What’s the Deal With Smelly Well Water?

(Photo by Becky Schuerman, Extension Educator in Lancaster County)
(Photo by Becky Schuerman, Extension Educator in Lancaster County)

By Becky Schuerman, Extension Educator in Lancaster County

Odors that are comparable to that of rotten eggs are not ideal in your home or coming from your drinking water faucet. Sulfate, which is a combination of sulfur and oxygen, is a naturally occurring mineral. It is found in some soil and rock formations where groundwater is stored. Bacteria that feed on sulfur can produce hydrogen sulfide gas which is the primary offender when it comes to odor.

Sulfate and hydrogen sulfide gas in drinking water are generally considered “nuisance contaminants,” meaning they do not pose serious risks to human health but are aesthetically displeasing.

Sulfate is considered a secondary contaminant in the Environmental Protection Agency’s (EPA) current drinking water standards. Elevated concentrations of sulfate above 250ppm can impart a bitter taste, cause dehydration (especially in small children) or act as a mild laxative. However, most people become acclimated to those levels and any issues tend to be minimized.

Hydrogen sulfide is not currently considered a primary or secondary drinking water contaminant by the EPA. Elevated concentrations above 0.5ppm emits the rotten egg odor, and at extremely high concentrations, can cause people to become light headed if they are exposed to the gas for extended periods of time in a small confined area (e.g. a shower). However, those instances are extremely rare. Additionally, elevated concentrations may also corrode metal plumbing and fixtures alter the taste and appearance of beverages and cooked foods. Occasionally, the odor can come from a hot water heater if the magnesium corrosion control rod interacts with sulfates in the water to form hydrogen sulfide gas.

Perhaps the largest challenge with these nuisance elements for the majority of people is that they can cause black sludge to form in pipes, water softeners and water fixtures in your home. This can also result in stains on clothes or other light colored linens in your home.

If you suspect you may have sulfate or hydrogen sulfide in your private water supply, the first steps are to request a sample kit from an accredited laboratory and submit a water sample for testing to determine the concentration of both elements in your water supply.

Treatment options for each contaminant are a bit different. To address naturally occurring sulfates, use point-of-use distillation or reverse osmosis. If the sulfate concentrations are very high, a whole house ion exchange system that removes iron and manganese along with hardness, may be appropriate. For hydrogen sulfide issues, if the smell comes when using hot water, replacing the water heater’s magnesium rod should be considered. Other forms of treatment for hydrogen sulfide include: distillation, reverse osmosis, granular activated carbon filtration that is designated for treating hydrogen sulfide, oxidizing filters and de-aeration.

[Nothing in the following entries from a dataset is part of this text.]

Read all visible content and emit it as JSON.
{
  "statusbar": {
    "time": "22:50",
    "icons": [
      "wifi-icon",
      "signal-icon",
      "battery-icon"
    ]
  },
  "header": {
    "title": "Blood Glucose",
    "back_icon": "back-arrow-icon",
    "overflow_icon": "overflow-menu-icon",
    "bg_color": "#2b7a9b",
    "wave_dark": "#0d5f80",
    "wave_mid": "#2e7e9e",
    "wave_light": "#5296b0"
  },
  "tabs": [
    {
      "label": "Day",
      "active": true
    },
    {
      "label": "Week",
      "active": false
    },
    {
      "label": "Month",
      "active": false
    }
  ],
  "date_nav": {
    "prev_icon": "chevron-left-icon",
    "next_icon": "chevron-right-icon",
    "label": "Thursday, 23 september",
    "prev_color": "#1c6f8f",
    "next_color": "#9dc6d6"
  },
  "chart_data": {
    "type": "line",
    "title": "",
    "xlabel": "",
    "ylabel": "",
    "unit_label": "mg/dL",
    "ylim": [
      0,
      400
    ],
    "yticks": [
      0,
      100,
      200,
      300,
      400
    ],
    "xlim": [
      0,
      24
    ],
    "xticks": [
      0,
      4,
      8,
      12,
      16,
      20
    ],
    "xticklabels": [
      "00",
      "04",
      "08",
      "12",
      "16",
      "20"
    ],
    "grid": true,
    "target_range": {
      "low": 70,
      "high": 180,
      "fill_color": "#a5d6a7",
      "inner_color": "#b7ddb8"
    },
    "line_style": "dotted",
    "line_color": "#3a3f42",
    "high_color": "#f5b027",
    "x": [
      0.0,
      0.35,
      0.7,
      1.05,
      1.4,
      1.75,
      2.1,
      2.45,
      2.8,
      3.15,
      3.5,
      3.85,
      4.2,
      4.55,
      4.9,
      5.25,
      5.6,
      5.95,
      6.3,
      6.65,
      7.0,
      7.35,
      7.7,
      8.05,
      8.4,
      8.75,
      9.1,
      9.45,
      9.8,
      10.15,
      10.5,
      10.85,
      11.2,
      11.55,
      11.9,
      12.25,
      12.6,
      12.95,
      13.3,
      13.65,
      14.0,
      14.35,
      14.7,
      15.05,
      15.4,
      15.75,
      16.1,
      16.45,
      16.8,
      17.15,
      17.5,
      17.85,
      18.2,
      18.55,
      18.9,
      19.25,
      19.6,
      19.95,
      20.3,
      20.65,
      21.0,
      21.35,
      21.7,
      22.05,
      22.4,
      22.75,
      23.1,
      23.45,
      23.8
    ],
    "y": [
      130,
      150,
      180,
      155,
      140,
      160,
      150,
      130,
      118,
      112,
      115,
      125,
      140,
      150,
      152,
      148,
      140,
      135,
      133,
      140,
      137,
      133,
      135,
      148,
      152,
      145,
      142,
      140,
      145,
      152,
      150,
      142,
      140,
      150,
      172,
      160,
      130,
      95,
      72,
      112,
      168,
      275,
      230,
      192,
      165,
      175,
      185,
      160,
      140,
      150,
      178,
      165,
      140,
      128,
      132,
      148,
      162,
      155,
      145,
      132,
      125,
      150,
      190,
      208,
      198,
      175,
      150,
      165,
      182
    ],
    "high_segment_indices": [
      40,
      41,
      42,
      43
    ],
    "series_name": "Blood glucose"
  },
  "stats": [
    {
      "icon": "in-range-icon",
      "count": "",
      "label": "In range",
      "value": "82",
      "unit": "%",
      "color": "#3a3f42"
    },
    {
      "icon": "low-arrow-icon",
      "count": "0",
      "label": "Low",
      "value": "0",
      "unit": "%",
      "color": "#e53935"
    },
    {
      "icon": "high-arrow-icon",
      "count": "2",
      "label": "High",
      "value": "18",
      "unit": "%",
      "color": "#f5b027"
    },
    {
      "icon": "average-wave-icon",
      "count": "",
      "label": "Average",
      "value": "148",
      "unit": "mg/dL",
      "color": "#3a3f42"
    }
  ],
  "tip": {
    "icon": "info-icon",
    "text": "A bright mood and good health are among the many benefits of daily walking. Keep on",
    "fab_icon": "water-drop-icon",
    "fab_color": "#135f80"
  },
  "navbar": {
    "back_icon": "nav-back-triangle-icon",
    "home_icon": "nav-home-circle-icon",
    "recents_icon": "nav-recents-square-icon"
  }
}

It is important to remember that a treatment system is only as good as it’s maintenance. Filtration replacement intervals should be determined based on the contaminant(s) being removed and daily water flow through the filter. If you are not comfortable doing this yourself, contact a reputable water quality company in your area about your treatment equipment needs and if a maintenance contract is an option.

Nebraska Extension has several resources about sulfates and hydrogen sulfide, each of the treatment options listed above and water testing, go to https://water.unl.edu/article/drinking-water/nebguides.